As an eminent computer scientist once remarked, computer science is no more about computers than astronomy is about building telescopes.

We science fiction writers tend to treat history as a giant toy chest to raid whenever we feel like telling a story.

With a little bit of history it's really easy to whip up an entertaining yarn about a galactic empire that mirrors the development and decline of the Hapsburg Empire, or to re-spin the October Revolution as a tale of how Mars got its independence. It turns out that our personal memories don't span very much time at all. I only remember the 1970s with the eyes of a 6-16 year old.

And if it looks like a religion it's probably a religion.

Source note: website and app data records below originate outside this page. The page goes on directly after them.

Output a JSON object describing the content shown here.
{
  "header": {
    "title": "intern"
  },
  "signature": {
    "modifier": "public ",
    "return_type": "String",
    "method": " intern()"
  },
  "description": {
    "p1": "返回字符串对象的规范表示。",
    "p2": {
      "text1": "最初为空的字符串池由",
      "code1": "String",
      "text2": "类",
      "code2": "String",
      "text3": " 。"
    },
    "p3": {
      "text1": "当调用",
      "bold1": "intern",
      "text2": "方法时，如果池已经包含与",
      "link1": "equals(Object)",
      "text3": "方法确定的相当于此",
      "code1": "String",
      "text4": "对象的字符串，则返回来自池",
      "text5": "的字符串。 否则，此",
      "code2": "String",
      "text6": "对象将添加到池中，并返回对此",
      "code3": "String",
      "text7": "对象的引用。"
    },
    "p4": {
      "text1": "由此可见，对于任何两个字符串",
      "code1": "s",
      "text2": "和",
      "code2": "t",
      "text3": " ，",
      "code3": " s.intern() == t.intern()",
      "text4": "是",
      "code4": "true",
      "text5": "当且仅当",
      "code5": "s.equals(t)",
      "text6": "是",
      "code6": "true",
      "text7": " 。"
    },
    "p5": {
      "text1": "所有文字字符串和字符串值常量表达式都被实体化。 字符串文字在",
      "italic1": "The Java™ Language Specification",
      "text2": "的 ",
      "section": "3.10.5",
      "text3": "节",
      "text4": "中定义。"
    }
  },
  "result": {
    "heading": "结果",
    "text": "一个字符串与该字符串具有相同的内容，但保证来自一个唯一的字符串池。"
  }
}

I don't see much evidence for human-like, self-directed artificial intelligences coming along any time now, and a fair bit of evidence that nobody except some freaks in university cognitive science departments even want it.

And therein lies the problem: it's the 1% of unknown unknowns that throws off all calculations.

(Only this time round Germans get to be the good guys.) My recipe for fiction set ten years in the future used to be 90% already-here, 9% not-here-yet but predictable, and 1% who-ordered-. I think we're now down to maybe 80% already-here—climate change takes a huge toll on infrastructure—then 15% not-here-yet but predictable, and a whopping 5% of utterly unpredictable deep craziness.

And once you start probing the nether regions of transhumanist thought and run into concepts like Roko's Basilisk—by the way, any of you who didn't know about the Basilisk before are now doomed to an eternity in AI hell—you realize they've mangled it to match some of the nastiest ideas in Presybterian Protestantism.

If it walks like a duck and quacks like a duck, it's probably a duck.

Or rather, I write science fiction, much of it about our near future, which has in recent years become ridiculously hard to predict.

Our species, Homo Sapiens Sapiens, is roughly three hundred thousand years old.